• _Work request_:
The output should consist solely of the line containing "Decode this image" and all lines after it through the final line of the entries below, reproduced exactly.

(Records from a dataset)
# # # #

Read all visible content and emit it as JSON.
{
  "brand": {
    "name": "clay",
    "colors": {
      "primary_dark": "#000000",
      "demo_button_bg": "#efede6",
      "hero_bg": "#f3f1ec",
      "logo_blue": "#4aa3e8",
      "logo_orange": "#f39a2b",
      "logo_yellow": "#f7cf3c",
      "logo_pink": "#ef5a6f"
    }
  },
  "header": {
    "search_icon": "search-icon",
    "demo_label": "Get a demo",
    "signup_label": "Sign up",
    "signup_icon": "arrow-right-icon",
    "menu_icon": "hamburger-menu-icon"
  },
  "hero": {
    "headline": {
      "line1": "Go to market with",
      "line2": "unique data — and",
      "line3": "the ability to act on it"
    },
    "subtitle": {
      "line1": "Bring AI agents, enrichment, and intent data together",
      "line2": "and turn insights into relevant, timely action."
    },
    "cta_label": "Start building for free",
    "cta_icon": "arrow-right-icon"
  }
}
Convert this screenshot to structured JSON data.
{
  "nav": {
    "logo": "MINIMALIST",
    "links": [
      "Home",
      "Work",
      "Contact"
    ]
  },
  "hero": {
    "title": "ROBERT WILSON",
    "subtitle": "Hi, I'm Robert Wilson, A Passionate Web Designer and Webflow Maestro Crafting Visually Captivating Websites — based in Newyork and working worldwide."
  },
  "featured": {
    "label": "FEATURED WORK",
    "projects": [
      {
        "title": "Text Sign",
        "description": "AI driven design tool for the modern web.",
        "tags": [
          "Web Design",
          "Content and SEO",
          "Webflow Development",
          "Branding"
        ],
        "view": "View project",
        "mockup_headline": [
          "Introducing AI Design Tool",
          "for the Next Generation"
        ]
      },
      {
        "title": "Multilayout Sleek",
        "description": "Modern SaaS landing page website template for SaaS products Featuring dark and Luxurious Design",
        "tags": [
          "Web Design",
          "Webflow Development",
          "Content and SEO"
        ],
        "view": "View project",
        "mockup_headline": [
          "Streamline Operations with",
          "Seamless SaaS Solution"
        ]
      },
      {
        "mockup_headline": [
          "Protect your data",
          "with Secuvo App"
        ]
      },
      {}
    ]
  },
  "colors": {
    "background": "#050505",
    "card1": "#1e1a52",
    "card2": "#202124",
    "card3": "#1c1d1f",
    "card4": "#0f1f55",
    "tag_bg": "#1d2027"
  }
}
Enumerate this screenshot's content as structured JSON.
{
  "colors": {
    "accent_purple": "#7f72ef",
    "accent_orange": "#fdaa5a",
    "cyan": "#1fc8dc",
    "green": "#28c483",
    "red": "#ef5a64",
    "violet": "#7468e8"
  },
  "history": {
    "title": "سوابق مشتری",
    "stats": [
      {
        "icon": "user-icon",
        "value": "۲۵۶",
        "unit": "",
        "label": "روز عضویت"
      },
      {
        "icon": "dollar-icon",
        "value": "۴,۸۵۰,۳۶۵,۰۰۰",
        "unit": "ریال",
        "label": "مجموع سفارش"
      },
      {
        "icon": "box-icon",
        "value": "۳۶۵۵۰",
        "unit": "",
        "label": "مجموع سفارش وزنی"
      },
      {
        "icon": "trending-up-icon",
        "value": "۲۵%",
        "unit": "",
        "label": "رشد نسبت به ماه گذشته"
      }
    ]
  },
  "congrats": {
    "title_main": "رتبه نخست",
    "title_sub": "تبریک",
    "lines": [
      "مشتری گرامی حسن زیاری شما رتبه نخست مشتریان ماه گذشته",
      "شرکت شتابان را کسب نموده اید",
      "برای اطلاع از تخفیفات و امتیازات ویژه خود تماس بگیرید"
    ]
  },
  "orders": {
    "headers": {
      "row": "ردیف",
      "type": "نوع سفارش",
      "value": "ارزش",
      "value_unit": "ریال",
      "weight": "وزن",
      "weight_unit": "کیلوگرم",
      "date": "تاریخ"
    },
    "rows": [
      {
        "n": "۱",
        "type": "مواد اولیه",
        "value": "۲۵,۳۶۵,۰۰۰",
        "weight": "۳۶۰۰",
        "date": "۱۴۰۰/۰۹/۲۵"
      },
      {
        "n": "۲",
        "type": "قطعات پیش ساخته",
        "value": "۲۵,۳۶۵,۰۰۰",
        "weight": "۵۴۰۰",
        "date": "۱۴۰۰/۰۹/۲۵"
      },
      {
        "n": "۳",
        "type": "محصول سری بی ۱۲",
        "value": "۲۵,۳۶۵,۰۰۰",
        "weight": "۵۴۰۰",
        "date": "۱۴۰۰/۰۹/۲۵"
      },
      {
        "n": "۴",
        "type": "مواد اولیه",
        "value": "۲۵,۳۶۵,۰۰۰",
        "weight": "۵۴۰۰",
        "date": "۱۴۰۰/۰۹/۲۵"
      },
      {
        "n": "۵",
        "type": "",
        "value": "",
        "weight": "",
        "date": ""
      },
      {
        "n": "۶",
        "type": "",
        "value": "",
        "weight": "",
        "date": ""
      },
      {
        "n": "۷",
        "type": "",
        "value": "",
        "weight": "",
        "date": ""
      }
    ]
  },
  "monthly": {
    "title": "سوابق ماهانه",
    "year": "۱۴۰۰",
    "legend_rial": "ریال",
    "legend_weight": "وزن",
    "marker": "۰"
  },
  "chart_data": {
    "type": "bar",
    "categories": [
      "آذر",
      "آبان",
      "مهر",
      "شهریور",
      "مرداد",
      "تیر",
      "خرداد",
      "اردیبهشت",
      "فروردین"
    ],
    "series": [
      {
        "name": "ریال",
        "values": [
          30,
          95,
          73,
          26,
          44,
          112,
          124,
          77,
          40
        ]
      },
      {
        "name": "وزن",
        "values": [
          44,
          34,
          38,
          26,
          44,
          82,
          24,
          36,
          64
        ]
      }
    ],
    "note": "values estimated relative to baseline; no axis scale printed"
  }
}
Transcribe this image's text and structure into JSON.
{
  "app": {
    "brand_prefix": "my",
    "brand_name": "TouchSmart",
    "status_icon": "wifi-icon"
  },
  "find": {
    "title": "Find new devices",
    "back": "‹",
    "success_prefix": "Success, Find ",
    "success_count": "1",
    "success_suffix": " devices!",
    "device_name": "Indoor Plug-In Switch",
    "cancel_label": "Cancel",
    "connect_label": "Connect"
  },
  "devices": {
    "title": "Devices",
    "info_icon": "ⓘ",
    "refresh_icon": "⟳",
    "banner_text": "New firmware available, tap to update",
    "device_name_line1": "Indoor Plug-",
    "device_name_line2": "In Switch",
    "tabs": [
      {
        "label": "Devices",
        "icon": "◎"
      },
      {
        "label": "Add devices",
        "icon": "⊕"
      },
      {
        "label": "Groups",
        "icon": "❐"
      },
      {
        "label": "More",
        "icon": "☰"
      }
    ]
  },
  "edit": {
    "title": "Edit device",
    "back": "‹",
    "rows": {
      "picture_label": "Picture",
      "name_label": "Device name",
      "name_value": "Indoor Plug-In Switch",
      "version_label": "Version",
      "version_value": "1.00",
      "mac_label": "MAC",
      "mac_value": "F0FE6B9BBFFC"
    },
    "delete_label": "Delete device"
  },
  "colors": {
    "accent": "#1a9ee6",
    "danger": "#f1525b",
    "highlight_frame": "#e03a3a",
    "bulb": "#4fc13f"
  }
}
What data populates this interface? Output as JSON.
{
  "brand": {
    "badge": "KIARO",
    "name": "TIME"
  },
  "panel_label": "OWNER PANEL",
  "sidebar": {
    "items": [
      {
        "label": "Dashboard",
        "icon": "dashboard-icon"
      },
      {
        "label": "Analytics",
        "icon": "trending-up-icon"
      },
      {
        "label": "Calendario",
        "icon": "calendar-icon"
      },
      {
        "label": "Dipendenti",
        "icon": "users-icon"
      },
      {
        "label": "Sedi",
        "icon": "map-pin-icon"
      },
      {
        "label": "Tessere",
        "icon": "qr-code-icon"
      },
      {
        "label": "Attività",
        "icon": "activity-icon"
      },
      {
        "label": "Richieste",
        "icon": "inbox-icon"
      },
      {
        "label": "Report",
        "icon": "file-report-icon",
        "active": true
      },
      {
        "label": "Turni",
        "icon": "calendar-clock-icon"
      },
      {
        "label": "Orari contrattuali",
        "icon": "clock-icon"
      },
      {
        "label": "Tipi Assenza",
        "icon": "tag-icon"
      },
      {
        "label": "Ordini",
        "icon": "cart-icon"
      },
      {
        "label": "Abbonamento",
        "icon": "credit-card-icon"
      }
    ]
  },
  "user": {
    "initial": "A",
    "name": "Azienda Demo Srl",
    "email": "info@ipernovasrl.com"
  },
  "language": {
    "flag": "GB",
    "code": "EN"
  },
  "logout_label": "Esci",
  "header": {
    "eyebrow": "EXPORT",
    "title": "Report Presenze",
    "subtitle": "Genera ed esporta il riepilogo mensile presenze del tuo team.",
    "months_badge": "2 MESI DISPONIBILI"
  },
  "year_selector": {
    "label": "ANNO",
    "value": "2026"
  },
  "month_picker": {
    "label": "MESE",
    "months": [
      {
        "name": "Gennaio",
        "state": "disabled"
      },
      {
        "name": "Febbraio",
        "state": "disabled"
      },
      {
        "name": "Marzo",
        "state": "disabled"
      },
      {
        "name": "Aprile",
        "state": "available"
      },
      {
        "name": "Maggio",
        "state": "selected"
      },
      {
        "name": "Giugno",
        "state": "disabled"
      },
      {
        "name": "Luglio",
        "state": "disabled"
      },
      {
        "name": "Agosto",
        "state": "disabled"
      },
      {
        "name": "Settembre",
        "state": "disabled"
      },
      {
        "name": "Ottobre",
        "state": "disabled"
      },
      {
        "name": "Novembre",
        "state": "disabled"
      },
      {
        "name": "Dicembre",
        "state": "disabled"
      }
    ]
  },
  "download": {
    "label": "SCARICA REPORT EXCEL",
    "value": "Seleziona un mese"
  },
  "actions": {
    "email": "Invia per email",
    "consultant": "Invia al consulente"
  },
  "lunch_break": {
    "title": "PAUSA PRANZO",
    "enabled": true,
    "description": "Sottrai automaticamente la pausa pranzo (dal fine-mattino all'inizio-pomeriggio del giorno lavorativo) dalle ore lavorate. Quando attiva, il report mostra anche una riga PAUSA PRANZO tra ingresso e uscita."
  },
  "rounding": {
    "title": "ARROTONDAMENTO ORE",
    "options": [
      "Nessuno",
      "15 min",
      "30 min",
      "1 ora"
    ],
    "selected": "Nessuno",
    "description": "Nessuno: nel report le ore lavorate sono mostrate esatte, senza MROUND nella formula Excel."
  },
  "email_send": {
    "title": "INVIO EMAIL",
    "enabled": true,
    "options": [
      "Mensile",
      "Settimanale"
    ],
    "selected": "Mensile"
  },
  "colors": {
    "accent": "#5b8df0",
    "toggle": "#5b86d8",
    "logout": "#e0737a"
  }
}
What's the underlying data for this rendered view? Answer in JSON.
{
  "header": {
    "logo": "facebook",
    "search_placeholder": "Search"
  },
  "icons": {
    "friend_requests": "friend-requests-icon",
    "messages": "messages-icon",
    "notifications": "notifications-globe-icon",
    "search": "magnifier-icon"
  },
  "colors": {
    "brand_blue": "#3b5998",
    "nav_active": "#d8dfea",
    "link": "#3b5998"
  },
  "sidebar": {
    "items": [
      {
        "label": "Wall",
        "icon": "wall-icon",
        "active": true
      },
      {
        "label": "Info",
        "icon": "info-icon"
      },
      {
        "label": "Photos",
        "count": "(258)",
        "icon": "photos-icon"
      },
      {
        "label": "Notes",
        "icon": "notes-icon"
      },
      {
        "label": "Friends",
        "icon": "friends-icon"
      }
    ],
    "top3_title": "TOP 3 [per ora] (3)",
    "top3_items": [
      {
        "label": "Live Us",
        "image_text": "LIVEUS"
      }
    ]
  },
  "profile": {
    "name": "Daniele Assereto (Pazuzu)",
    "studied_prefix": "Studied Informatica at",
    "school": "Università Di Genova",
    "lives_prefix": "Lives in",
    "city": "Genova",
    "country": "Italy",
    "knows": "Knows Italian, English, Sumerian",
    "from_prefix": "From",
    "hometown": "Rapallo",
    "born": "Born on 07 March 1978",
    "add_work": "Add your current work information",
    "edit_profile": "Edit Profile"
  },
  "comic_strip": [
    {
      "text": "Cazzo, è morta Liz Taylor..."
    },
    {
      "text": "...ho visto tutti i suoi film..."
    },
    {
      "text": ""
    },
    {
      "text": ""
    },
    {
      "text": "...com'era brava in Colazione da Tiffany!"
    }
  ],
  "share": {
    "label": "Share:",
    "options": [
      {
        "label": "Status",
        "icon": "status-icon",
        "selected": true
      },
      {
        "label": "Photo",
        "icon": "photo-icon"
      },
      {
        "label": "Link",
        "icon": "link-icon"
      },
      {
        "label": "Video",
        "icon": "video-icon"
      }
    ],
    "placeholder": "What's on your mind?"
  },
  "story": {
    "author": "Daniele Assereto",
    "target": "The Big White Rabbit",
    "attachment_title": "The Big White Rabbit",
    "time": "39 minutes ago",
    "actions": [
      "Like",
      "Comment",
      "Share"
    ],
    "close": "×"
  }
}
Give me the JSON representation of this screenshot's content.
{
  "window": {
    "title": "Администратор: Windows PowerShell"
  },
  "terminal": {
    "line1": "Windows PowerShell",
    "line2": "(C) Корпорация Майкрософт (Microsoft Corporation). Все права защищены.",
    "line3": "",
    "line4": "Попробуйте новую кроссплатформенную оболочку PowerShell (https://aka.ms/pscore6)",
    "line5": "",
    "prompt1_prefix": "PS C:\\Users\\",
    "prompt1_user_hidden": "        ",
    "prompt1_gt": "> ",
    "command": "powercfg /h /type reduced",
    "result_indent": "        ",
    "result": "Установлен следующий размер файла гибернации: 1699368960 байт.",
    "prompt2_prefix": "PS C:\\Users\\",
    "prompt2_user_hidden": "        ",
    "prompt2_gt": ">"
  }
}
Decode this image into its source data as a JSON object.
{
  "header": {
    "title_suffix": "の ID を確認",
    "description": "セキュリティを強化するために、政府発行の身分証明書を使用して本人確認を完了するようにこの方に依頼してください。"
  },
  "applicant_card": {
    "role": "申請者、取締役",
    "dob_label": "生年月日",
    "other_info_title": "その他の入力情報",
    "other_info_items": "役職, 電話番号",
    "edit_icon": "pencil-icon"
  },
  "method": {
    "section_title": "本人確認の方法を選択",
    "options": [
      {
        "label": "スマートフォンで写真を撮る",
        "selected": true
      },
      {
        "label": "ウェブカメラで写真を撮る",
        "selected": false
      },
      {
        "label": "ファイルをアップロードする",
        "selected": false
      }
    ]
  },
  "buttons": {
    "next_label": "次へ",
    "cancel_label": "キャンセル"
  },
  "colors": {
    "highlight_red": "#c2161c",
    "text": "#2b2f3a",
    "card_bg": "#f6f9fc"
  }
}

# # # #

• _Response_:
Decode this image into its source data as a JSON object.
{
  "header": {
    "title_suffix": "の ID を確認",
    "description": "セキュリティを強化するために、政府発行の身分証明書を使用して本人確認を完了するようにこの方に依頼してください。"
  },
  "applicant_card": {
    "role": "申請者、取締役",
    "dob_label": "生年月日",
    "other_info_title": "その他の入力情報",
    "other_info_items": "役職, 電話番号",
    "edit_icon": "pencil-icon"
  },
  "method": {
    "section_title": "本人確認の方法を選択",
    "options": [
      {
        "label": "スマートフォンで写真を撮る",
        "selected": true
      },
      {
        "label": "ウェブカメラで写真を撮る",
        "selected": false
      },
      {
        "label": "ファイルをアップロードする",
        "selected": false
      }
    ]
  },
  "buttons": {
    "next_label": "次へ",
    "cancel_label": "キャンセル"
  },
  "colors": {
    "highlight_red": "#c2161c",
    "text": "#2b2f3a",
    "card_bg": "#f6f9fc"
  }
}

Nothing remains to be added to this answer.